» **Recorded information**:
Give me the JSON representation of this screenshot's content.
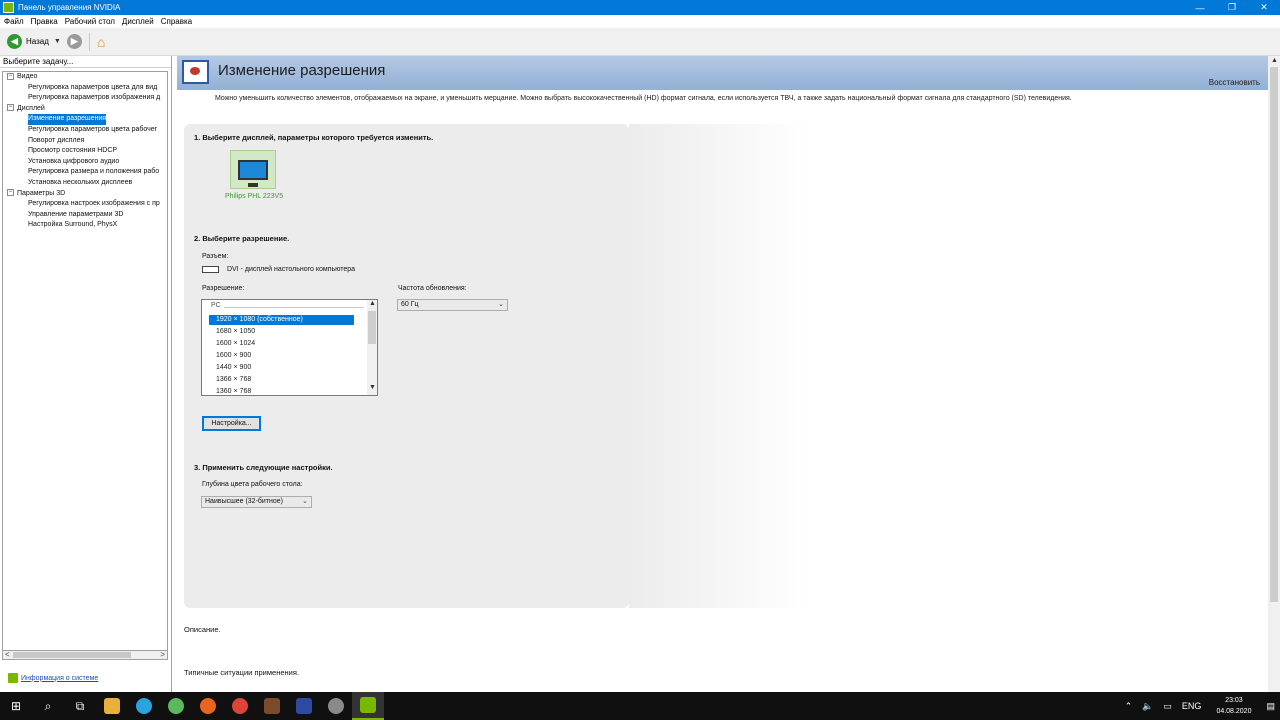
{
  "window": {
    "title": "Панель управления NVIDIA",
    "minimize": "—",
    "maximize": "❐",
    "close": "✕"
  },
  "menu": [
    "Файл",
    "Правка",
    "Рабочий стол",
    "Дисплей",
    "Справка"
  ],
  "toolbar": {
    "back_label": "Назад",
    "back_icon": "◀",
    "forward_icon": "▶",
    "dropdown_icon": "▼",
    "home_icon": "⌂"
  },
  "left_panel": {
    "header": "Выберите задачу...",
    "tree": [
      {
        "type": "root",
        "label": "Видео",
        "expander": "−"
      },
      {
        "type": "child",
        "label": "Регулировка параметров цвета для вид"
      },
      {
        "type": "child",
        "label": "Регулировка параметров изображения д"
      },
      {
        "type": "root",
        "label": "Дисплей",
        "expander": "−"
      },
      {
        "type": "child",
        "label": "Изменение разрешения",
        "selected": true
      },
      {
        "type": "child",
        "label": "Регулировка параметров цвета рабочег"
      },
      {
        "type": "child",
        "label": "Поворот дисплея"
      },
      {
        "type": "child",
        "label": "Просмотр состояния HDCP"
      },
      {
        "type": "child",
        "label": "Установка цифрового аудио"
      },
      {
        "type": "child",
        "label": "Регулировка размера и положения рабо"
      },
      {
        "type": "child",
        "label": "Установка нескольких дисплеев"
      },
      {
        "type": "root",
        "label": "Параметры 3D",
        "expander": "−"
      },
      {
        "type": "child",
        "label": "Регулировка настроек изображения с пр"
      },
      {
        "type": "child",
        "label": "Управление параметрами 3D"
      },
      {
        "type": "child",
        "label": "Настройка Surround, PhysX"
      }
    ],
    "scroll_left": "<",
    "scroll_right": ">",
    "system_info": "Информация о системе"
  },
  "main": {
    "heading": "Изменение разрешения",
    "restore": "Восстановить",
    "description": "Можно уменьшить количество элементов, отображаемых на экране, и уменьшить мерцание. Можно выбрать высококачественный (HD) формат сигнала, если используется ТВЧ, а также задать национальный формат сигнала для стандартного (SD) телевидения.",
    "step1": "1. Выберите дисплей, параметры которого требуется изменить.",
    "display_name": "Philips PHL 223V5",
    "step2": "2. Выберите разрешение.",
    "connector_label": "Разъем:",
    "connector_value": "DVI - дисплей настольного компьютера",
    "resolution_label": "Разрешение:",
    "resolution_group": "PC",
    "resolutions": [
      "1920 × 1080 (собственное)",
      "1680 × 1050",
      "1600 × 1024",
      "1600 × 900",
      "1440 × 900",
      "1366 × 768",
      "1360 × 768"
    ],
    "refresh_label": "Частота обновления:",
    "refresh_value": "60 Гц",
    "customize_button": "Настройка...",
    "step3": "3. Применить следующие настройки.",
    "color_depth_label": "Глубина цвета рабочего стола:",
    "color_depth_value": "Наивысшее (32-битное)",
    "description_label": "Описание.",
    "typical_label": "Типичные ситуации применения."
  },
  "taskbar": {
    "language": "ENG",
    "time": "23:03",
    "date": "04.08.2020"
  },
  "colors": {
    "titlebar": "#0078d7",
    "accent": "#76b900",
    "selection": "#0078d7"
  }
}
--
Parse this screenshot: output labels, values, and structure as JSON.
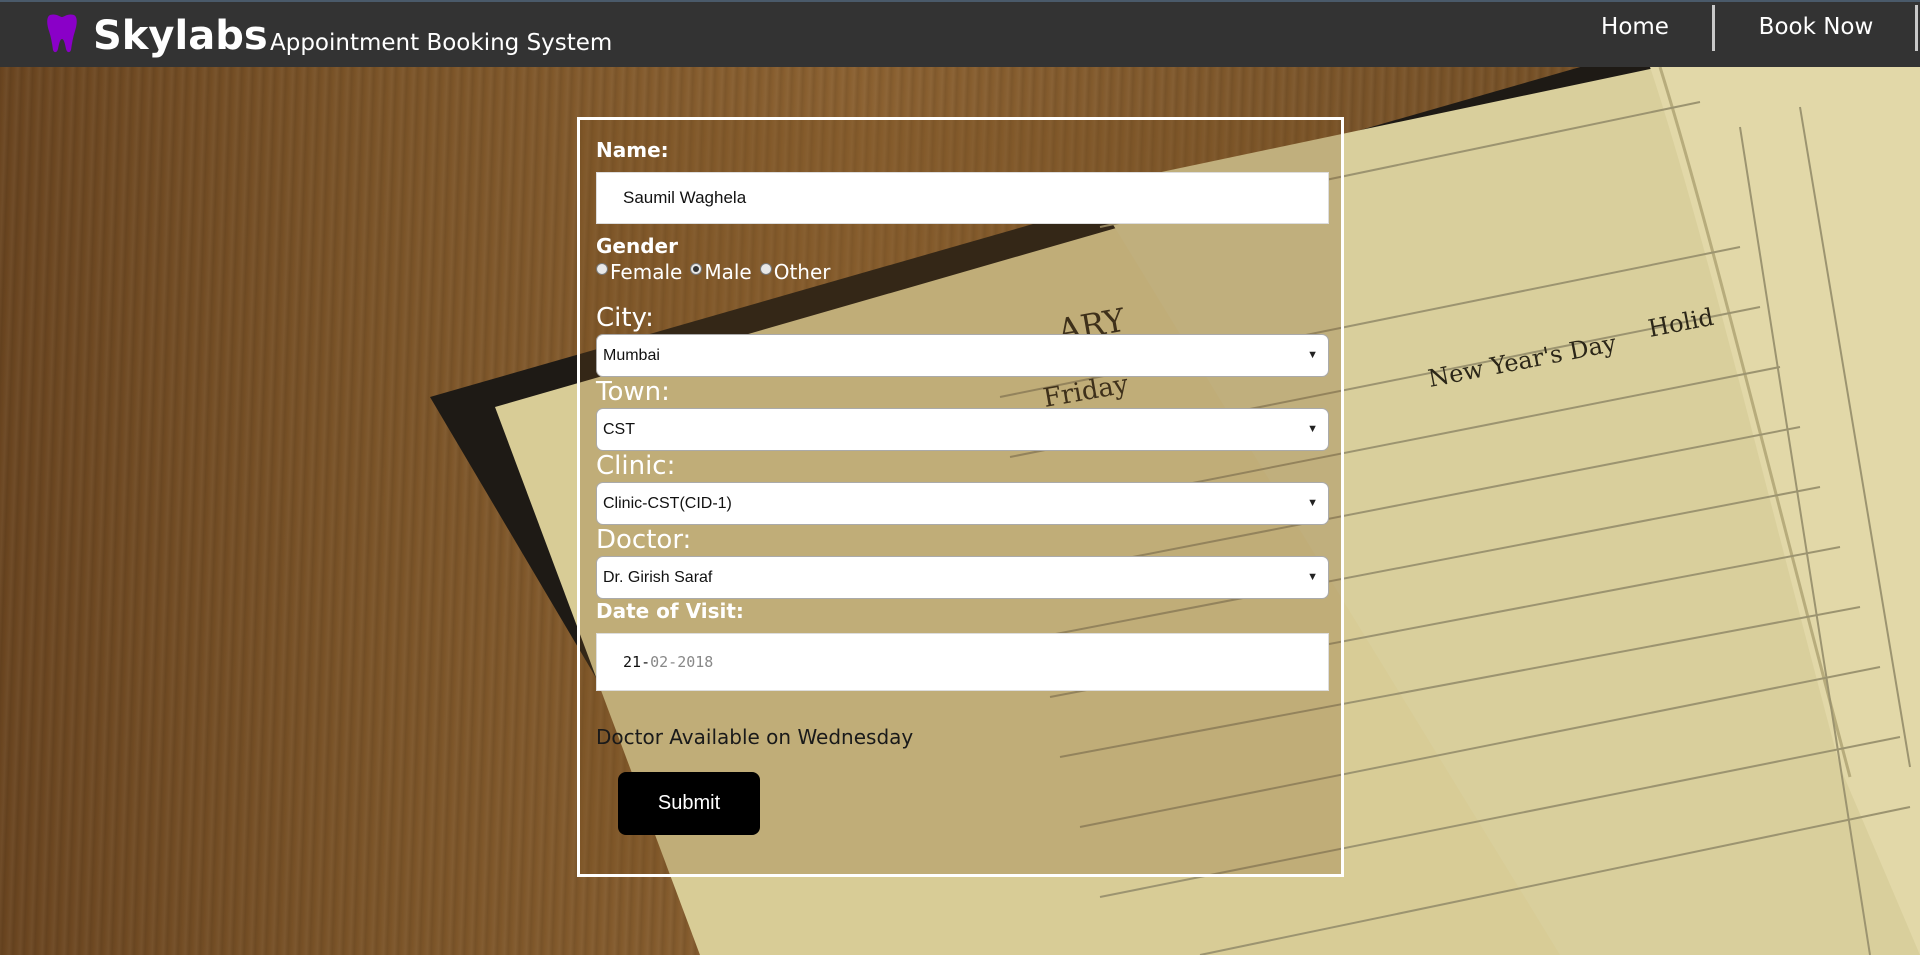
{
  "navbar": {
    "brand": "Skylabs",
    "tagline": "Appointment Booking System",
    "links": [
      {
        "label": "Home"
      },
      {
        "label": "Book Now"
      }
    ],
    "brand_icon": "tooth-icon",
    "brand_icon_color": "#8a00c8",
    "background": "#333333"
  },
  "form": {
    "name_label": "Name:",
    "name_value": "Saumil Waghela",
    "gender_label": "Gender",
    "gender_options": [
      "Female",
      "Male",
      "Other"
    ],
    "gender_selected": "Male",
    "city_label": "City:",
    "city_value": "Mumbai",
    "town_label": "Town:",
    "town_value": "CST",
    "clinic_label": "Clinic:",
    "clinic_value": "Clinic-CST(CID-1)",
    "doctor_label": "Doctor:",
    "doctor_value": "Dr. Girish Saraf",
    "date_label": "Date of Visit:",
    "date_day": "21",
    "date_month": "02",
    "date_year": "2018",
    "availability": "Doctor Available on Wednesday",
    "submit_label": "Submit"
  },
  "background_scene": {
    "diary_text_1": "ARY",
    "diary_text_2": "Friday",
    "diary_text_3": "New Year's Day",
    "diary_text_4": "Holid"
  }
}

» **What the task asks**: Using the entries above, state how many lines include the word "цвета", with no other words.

» **Written solution**: 3